As a member of the firm’s Employment team, Ryan Wessels advises clients on employment matters to minimize legal risk, while also working to efficiently resolve employment disputes as they arise. 

Ryan handles both single-plaintiff cases and larger class actions and defends small non-profits, family-owned business, and global corporations. Regardless of the size or structure of his client, Ryan’s goal is the same: effectively resolve disputes while taking his clients’ needs into account.

Ryan also guides clients to avoid unnecessary employment litigation. He counsels clients on all areas of the employment relationship, including hiring and termination decisions, disability accommodations, immigration law, and employee policies. Ryan works with clients to draft employment agreements, policies, and handbooks that comply with federal, state, and local laws and minimize the risk of litigation.

Outside of his Employment practice, Ryan plays a pivotal role in complex litigation teams, such as the class action UFCW & Employers Benefit Trust v. Sutter Health. Representing a certified class of California companies in an antitrust action against Sutter Health, Ryan prepared the case for trial by crafting trial narratives, overseeing discovery teams, and drafting direct and cross examinations for key trial witnesses. Through this work, Ryan was instrumental in securing a tentative settlement for the plaintiff class on the eve of trial.

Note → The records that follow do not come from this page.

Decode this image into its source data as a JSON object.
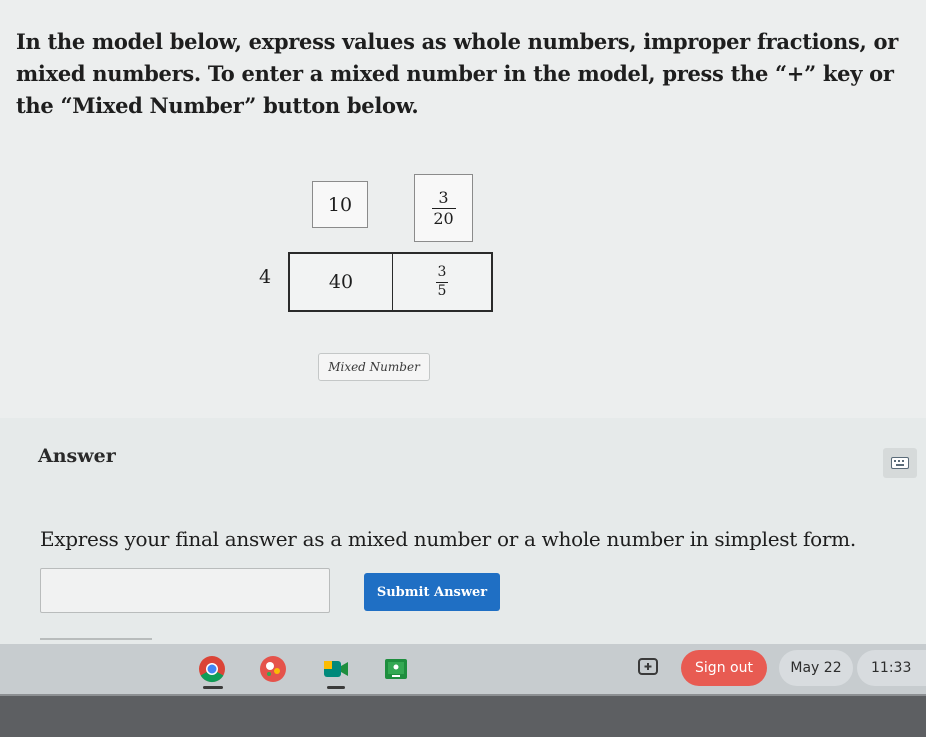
{
  "instructions": "In the model below, express values as whole numbers, improper fractions, or mixed numbers. To enter a mixed number in the model, press the “+” key or the “Mixed Number” button below.",
  "model": {
    "top_whole": "10",
    "top_fraction": {
      "numerator": "3",
      "denominator": "20"
    },
    "side_whole": "4",
    "cell_whole": "40",
    "cell_fraction": {
      "numerator": "3",
      "denominator": "5"
    }
  },
  "mixed_number_button": "Mixed Number",
  "answer": {
    "label": "Answer",
    "prompt": "Express your final answer as a mixed number or a whole number in simplest form.",
    "input_value": "",
    "submit_label": "Submit Answer"
  },
  "taskbar": {
    "apps": [
      "chrome-icon",
      "assistant-icon",
      "meet-icon",
      "classroom-icon"
    ],
    "screenshot_icon": "screenshot-icon",
    "sign_out": "Sign out",
    "date": "May 22",
    "time": "11:33"
  },
  "colors": {
    "accent": "#1f6fc4",
    "sign_out": "#e85b52"
  }
}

Prior to law school, Ryan worked as a paralegal for four years, which has provided him expertise in managing complex litigation. As complex cases are typically document-intensive and can involve a large number of parties, organizational and document management expertise are critical. Ryan’s strength in these areas make him an invaluable member of any litigation team.

During law school, Ryan interned with the Criminal Division of the United States Attorney’s Office in San Jose, California and also with the San Mateo County District Attorney’s Office. He was a student manager for Stanford’s housing pro bono and a student attorney at Stanford’s Community Law Clinic, where he successfully represented clients in social security, housing, and criminal expungement matters.